-- Data extract follows --

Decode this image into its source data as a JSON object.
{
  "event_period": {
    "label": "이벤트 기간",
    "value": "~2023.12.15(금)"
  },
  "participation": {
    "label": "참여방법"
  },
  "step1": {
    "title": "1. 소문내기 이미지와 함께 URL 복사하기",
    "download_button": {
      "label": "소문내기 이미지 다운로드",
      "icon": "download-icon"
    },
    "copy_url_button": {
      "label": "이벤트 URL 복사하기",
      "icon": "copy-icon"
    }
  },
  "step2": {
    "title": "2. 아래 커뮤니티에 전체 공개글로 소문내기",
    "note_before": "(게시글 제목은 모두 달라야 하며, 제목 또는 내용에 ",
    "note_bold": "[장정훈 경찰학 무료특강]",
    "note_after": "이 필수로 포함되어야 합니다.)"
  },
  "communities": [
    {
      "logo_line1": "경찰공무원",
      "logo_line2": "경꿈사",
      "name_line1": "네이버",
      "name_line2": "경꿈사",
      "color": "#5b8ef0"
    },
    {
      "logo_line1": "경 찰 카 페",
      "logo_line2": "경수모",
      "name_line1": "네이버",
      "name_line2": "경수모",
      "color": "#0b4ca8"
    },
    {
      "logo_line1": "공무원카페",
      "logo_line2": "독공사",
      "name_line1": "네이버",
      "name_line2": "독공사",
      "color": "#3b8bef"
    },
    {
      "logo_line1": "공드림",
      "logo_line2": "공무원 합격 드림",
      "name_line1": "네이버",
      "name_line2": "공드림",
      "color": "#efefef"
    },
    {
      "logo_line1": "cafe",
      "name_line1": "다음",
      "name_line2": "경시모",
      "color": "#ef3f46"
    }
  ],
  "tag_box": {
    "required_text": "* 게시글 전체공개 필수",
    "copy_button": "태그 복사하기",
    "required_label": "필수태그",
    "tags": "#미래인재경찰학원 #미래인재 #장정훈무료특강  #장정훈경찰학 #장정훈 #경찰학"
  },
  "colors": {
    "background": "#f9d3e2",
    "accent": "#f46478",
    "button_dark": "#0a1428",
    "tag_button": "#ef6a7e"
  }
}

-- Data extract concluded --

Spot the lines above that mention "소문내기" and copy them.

    "title": "1. 소문내기 이미지와 함께 URL 복사하기",
      "label": "소문내기 이미지 다운로드",
    "title": "2. 아래 커뮤니티에 전체 공개글로 소문내기",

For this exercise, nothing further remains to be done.